SADC Facilitator to Lesotho Deputy President Cyril Ramaphosa. Picture: Jonisayi Maromo/ANA
SADC Facilitator to Lesotho Deputy President Cyril Ramaphosa. Picture: Jonisayi Maromo/ANA
Picture: Jonisayi Maromo/ANA
Picture: Jonisayi Maromo/ANA
Waiters from a catering company queue to have their packages of food and drinks scanned at the venue where SADC heads of state met. Picture Jonisayi Maromo/ANA
Waiters from a catering company queue to have their packages of food and drinks scanned at the venue where SADC heads of state met.
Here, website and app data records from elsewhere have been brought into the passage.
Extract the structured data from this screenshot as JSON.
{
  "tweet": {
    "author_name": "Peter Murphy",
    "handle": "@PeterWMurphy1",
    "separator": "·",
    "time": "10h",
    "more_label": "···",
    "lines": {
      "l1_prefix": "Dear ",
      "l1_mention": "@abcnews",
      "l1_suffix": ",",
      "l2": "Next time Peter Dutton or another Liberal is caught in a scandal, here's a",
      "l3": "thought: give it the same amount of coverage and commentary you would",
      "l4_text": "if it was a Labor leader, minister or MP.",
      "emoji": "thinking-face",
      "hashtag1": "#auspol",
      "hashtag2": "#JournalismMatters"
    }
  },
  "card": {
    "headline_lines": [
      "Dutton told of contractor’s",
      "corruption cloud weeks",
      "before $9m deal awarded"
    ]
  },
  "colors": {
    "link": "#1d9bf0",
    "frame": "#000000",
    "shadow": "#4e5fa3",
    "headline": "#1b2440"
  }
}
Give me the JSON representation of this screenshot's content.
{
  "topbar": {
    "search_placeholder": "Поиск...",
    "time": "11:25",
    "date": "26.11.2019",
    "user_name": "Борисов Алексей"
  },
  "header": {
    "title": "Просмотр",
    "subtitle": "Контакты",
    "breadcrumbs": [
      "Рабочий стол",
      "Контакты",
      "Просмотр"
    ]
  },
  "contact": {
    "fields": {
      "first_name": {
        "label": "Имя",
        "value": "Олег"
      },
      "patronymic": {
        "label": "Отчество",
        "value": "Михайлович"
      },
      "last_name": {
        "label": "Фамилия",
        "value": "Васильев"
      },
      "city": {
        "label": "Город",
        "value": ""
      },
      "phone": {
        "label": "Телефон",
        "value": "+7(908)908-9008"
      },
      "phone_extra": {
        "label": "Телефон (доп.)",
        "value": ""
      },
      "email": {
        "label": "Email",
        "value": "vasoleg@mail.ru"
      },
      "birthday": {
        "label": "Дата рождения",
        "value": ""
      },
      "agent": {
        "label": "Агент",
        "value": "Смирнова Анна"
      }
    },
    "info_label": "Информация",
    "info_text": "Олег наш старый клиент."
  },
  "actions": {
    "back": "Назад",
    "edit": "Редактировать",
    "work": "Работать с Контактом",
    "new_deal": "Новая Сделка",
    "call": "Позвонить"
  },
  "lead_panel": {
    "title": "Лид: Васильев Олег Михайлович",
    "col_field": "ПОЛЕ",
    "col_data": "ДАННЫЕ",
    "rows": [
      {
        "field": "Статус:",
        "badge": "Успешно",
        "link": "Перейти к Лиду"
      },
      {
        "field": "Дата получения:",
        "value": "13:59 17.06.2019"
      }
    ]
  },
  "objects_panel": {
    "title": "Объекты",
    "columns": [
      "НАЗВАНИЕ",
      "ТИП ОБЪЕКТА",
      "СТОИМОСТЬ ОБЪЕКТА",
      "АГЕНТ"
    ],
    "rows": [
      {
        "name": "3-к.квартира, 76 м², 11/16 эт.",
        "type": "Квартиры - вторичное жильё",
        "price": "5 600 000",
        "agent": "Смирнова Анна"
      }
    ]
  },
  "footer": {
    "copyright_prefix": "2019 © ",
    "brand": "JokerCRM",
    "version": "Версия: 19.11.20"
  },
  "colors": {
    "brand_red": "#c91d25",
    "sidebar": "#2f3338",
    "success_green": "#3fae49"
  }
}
Picture Jonisayi Maromo/ANA
Picture: Jonisayi Maromo/ANA
Picture: Jonisayi Maromo/ANA
Picture: Jonisayi Maromo/ANA
Picture: Jonisayi Maromo/ANA
Picture: Jonisayi Maromo/ANA
Picture: Jonisayi Maromo/ANA
Picture: Jonisayi Maromo/ANA
Picture: Jonisayi Maromo/ANA

Pretoria - The deployment of a contingent force, which will include military and intelligence military forces, to the volatile Kingdom of Lesotho was approved by the Southern African Development Community (SADC) Heads of State and Government in Pretoria on Friday. 

"Summit approved the deployment of a contingent force comprising military, security, intelligence and civilian experts to support the government of the Kingdom of Lesotho, and directed the chiefs of defence and security to assess the requirements, to determine the appropriate size of the contingent force, and to prepare the modalities for the deployment," SADC Executive Secretary Stergomena Lawrence Tax read out the communique at the end of the Double Troika Summit in Pretoria. 

She said the summit had "strongly condemned" the brutal assassination of Commander of the Lesotho Defence Force, Lt-General Khoantle Motsomotso which happened earlier this month, prompting the SADC meeting to contain the degeneration situation in Maseru. 

"The Right Honourable Motsoahae Thomas Thabane, Prime Minister of the Kingdom of Lesotho was also invited. The Double Troika Summit was also attended by SADC Facilitator to Lesotho, Deputy President of South Africa Cyril Ramaphosa," said Tax. 

In a question and answer session, South Africa's Defence Minister Nosiviwe Mapisa-Nqakula insisted that the SADC intervention approved on Friday was different from a military deployment. 

“We need to understand what the deployment is going to be … for now it’s going to be support for the oversight committee. It is a contingency force. We are politicians, we want chiefs of defence to assess the situation and advise us. This is a directive to the chiefs of defence, the region will come together and discuss this matter again. We don’t need to cause unnecessary panic with everybody saying they have already committed to deploy [soldiers], some going to parliament to say this and that. The issue is that a directive has been issued and we will then be directed by the chiefs of staff,” she said. 

Earlier, South African President Jacob Zuma, in his capacity as chairperson of the SADC appealed to the authorities and the populace of the Kingdom of Lesotho to collectively work tirelessly to bring peace and stability to the mountain kingdom which has been on the regional bloc’s agenda for a considerable period. 

“As SADC, we cannot and shall not be in Lesotho forever. We desire to have Lesotho off the SADC agenda soonest,” Zuma addressed a Double Troika of Heads of State and Government. 

“It is unfortunate and regrettable that as we gather here this afternoon that the Commander of the Lesotho Defence Force, Lt-General Motsomotso, who was with us here in this very building three weeks ago during the SADC Summit, tragically lost his life in a senseless killing.” 

Zuma said the assassination of Motsomotso typifies a dangerous pattern of targeted killings in the geographically small African nation. 

Motsomotso was killed earlier this month, while two senior officers who were allegedly responsible for the murder, were also killed in a shoot-out at a barracks in Lesotho’s capital Maseru. 

Eyewitnesses said the officers burst into the army chief’s office and shot him, before being killed by guards.